- **RECORDS SUPPLIED**:
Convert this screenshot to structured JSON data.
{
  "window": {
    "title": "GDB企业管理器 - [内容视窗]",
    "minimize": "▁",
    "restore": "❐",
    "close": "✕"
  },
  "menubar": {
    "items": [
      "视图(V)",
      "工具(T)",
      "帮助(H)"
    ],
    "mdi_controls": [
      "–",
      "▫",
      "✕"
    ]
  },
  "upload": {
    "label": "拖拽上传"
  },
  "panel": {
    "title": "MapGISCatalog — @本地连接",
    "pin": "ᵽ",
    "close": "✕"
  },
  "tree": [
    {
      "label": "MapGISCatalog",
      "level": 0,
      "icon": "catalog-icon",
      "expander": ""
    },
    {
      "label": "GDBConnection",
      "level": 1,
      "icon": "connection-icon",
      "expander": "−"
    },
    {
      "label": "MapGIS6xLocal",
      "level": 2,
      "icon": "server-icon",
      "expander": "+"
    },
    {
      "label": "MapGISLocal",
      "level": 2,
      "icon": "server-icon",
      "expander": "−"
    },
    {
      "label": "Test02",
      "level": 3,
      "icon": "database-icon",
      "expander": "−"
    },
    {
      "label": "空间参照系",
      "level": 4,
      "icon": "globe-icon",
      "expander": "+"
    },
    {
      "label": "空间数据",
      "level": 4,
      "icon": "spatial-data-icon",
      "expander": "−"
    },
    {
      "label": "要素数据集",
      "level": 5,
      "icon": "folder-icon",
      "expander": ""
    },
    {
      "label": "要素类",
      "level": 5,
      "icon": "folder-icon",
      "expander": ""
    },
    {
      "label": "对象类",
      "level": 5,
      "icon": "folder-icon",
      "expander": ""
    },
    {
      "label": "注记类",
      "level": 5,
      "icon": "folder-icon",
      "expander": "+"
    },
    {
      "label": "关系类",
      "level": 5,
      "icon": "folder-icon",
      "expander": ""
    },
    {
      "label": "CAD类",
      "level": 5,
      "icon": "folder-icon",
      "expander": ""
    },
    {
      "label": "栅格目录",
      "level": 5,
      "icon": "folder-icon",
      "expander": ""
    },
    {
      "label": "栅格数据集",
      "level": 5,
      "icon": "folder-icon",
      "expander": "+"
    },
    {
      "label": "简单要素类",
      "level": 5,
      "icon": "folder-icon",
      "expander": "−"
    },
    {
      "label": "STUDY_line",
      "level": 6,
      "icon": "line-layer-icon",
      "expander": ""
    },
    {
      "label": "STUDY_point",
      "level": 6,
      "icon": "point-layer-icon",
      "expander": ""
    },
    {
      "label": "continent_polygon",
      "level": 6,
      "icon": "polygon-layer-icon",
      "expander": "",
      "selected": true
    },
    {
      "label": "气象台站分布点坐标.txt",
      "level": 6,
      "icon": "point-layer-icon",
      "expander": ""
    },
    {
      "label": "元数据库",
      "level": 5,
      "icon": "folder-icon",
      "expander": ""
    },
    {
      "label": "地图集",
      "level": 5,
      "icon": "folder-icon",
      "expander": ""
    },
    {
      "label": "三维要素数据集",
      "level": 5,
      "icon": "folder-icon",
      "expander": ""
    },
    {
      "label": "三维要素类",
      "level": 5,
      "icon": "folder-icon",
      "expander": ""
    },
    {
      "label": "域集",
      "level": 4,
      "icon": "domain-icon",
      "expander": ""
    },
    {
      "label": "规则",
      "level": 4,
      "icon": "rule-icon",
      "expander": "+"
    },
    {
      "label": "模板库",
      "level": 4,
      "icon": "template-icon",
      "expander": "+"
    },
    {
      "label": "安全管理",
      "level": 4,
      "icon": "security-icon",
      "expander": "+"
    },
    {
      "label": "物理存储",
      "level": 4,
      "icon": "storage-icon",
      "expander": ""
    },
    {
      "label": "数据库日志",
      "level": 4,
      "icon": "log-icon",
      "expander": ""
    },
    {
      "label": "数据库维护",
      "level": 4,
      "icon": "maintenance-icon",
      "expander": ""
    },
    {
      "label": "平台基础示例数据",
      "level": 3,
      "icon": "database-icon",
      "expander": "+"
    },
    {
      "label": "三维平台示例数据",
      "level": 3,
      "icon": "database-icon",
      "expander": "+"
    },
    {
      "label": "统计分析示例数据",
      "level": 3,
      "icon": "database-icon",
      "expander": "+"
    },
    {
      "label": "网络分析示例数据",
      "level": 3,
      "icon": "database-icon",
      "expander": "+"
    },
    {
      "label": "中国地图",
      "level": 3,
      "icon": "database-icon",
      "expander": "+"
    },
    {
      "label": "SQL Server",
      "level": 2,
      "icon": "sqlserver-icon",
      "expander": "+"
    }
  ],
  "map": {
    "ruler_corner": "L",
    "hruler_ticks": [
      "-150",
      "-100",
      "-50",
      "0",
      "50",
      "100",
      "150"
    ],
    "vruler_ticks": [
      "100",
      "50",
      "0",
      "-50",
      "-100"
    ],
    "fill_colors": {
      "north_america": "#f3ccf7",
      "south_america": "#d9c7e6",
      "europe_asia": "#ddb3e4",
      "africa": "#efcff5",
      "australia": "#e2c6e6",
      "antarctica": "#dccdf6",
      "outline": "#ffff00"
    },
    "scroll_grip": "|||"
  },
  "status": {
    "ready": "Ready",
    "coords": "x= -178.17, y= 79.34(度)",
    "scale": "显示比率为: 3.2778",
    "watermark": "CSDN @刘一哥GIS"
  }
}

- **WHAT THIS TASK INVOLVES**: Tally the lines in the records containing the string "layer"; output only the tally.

- **SOLUTION FOR THIS PROBLEM**: 4